15 - What other writers or writings are important for your work, or simply your life outside of your work?
Poetry Magazine, Geist, The Paris Review (especially the interviews). I’ve got a huge collection of poetry books and often have two novels on the go—one print book and one audiobook. I read lots of crime fiction, mystery novels and literary fiction, both contemporary and classics. Some poets I frequently re-read for pure pleasure are Mary Ruefle, Jen Currin, Ocean Vuong, Elizabeth Willis, Frank Stanford, Kaveh Akbar, George Murray, Mary Karr, Charles Simic, Patricia Young, and Kayla Czaga.
16 - What would you like to do that you haven't yet done?
Have intimate poetry dinner parties where we sit around my table and eat and drink and talk poetry. I keep not inviting anyone to do this for fear they won’t want to come to my house. I’m a good long drive, or complicated transit route, east of Vancouver.
17 - If you could pick any other occupation to attempt, what would it be? Or, alternately, what do you think you would have ended up doing had you not been a writer?

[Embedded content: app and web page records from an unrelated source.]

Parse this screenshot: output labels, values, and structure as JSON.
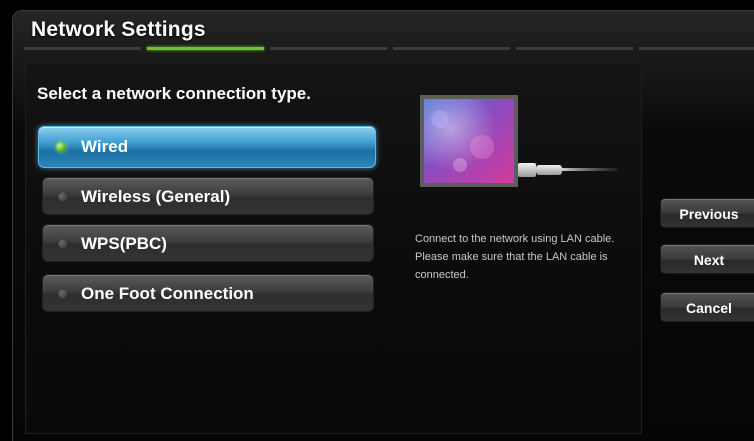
{
  "header": {
    "title": "Network Settings"
  },
  "steps": {
    "count": 6,
    "active_index": 1,
    "active_color": "#6fbf3a"
  },
  "panel": {
    "prompt": "Select a network connection type.",
    "options": [
      {
        "label": "Wired",
        "selected": true
      },
      {
        "label": "Wireless (General)",
        "selected": false
      },
      {
        "label": "WPS(PBC)",
        "selected": false
      },
      {
        "label": "One Foot Connection",
        "selected": false
      }
    ],
    "illustration": "tv-lan-cable-illustration",
    "description": "Connect to the network using LAN cable. Please make sure that the LAN cable is connected."
  },
  "buttons": {
    "previous": "Previous",
    "next": "Next",
    "cancel": "Cancel"
  },
  "colors": {
    "selection": "#2a86ba",
    "selected_indicator": "#55b81e"
  }
}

The other occupation is what I do for a living. Most writers need a day job. But now I realize I can do both. After teaching high school English for two decades and never writing myself, I started to feel like an imposter and a hypocrite. I was asking other people to write when I wasn’t doing it myself. It felt dishonest. I started doing my own assignments and writing with my students when I gave them a prompt. I love teaching as much as I ever did and writing has made me a different style of teacher than I was.

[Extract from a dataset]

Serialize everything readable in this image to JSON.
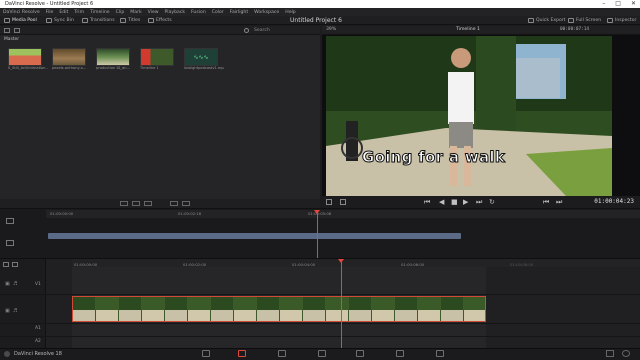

18 - What made you write, as opposed to doing something else?
Writing is free and you can do it anywhere. Same reason I walk. It’s free and no special equipment is needed, so no excuses either. I grew up in a working class immigrant family so there was no money for extras like lessons. Those early experiences can affect your whole life. I was always writing in my head and telling myself I didn’t have time. Eventually you can’t take it anymore and have to put it down somewhere, for relief.
19 - What was the last great book you read? What was the last great film?
20 - What are you currently working on?
Prose poems. I’m reading The Rose Metal Press Field Guide to Prose Poetry (which I highly recommend!) so I can think more deeply about one of my favourite poetic forms. Prose poems tend to bring out less personal poems in me for some reason. They lean towards humour and absurdity, bits of narrative, and a touch of the surreal—but also horror.